── TASK MATERIAL ──
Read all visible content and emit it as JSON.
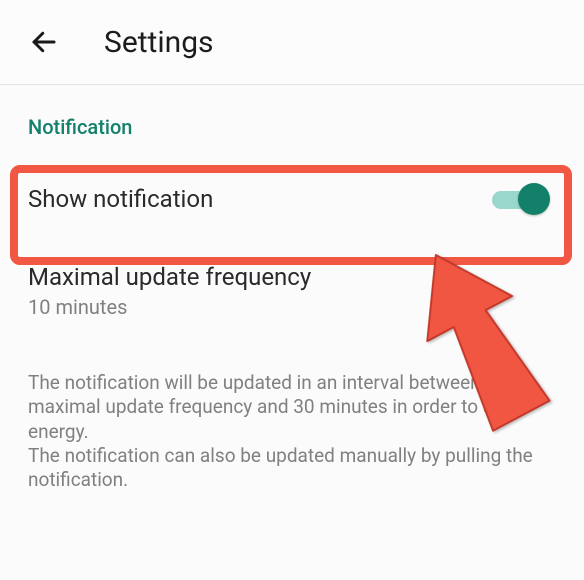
{
  "header": {
    "title": "Settings"
  },
  "section": {
    "label": "Notification"
  },
  "show_notification": {
    "label": "Show notification",
    "enabled": true
  },
  "update_frequency": {
    "title": "Maximal update frequency",
    "value": "10 minutes"
  },
  "helper": "The notification will be updated in an interval between the maximal update frequency and 30 minutes in order to save energy.\nThe notification can also be updated manually by pulling the notification.",
  "colors": {
    "accent": "#13806a",
    "highlight": "#f15743"
  }
}
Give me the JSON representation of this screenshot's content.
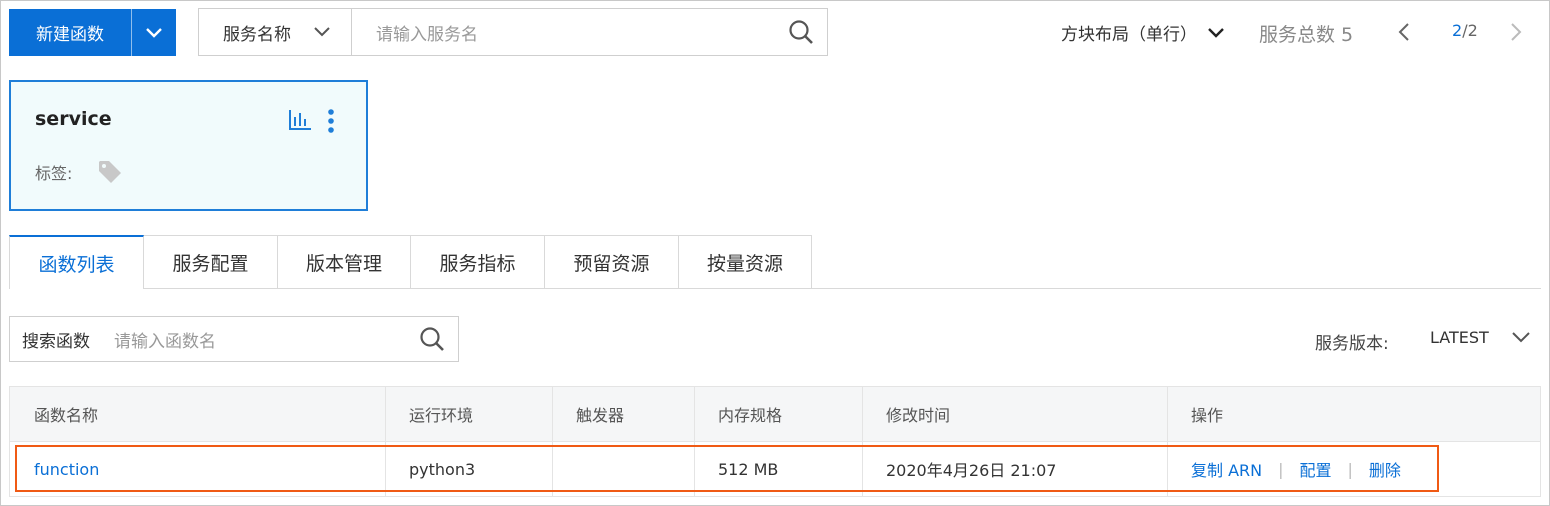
{
  "toolbar": {
    "new_function_label": "新建函数",
    "search_type": "服务名称",
    "search_placeholder": "请输入服务名",
    "layout_label": "方块布局（单行）",
    "total_services": "服务总数 5",
    "page_current": "2",
    "page_total": "/2"
  },
  "service_card": {
    "name": "service",
    "tags_label": "标签:"
  },
  "tabs": [
    "函数列表",
    "服务配置",
    "版本管理",
    "服务指标",
    "预留资源",
    "按量资源"
  ],
  "function_search": {
    "label": "搜索函数",
    "placeholder": "请输入函数名"
  },
  "service_version": {
    "label": "服务版本:",
    "value": "LATEST"
  },
  "table": {
    "headers": [
      "函数名称",
      "运行环境",
      "触发器",
      "内存规格",
      "修改时间",
      "操作"
    ],
    "rows": [
      {
        "name": "function",
        "runtime": "python3",
        "trigger": "",
        "memory": "512 MB",
        "modified": "2020年4月26日 21:07",
        "actions": [
          "复制 ARN",
          "配置",
          "删除"
        ],
        "action_separator": "|"
      }
    ]
  },
  "colors": {
    "primary": "#0a6fd6",
    "highlight": "#f05a14",
    "card_bg": "#f1fbfc"
  }
}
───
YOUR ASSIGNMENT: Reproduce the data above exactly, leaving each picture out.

SOLUTION TO THIS PROBLEM:
Read all visible content and emit it as JSON.
{
  "header": {
    "title": "Settings"
  },
  "section": {
    "label": "Notification"
  },
  "show_notification": {
    "label": "Show notification",
    "enabled": true
  },
  "update_frequency": {
    "title": "Maximal update frequency",
    "value": "10 minutes"
  },
  "helper": "The notification will be updated in an interval between the maximal update frequency and 30 minutes in order to save energy.\nThe notification can also be updated manually by pulling the notification.",
  "colors": {
    "accent": "#13806a",
    "highlight": "#f15743"
  }
}
Give me the JSON representation of this screenshot's content.
{
  "toolbar": {
    "new_function_label": "新建函数",
    "search_type": "服务名称",
    "search_placeholder": "请输入服务名",
    "layout_label": "方块布局（单行）",
    "total_services": "服务总数 5",
    "page_current": "2",
    "page_total": "/2"
  },
  "service_card": {
    "name": "service",
    "tags_label": "标签:"
  },
  "tabs": [
    "函数列表",
    "服务配置",
    "版本管理",
    "服务指标",
    "预留资源",
    "按量资源"
  ],
  "function_search": {
    "label": "搜索函数",
    "placeholder": "请输入函数名"
  },
  "service_version": {
    "label": "服务版本:",
    "value": "LATEST"
  },
  "table": {
    "headers": [
      "函数名称",
      "运行环境",
      "触发器",
      "内存规格",
      "修改时间",
      "操作"
    ],
    "rows": [
      {
        "name": "function",
        "runtime": "python3",
        "trigger": "",
        "memory": "512 MB",
        "modified": "2020年4月26日 21:07",
        "actions": [
          "复制 ARN",
          "配置",
          "删除"
        ],
        "action_separator": "|"
      }
    ]
  },
  "colors": {
    "primary": "#0a6fd6",
    "highlight": "#f05a14",
    "card_bg": "#f1fbfc"
  }
}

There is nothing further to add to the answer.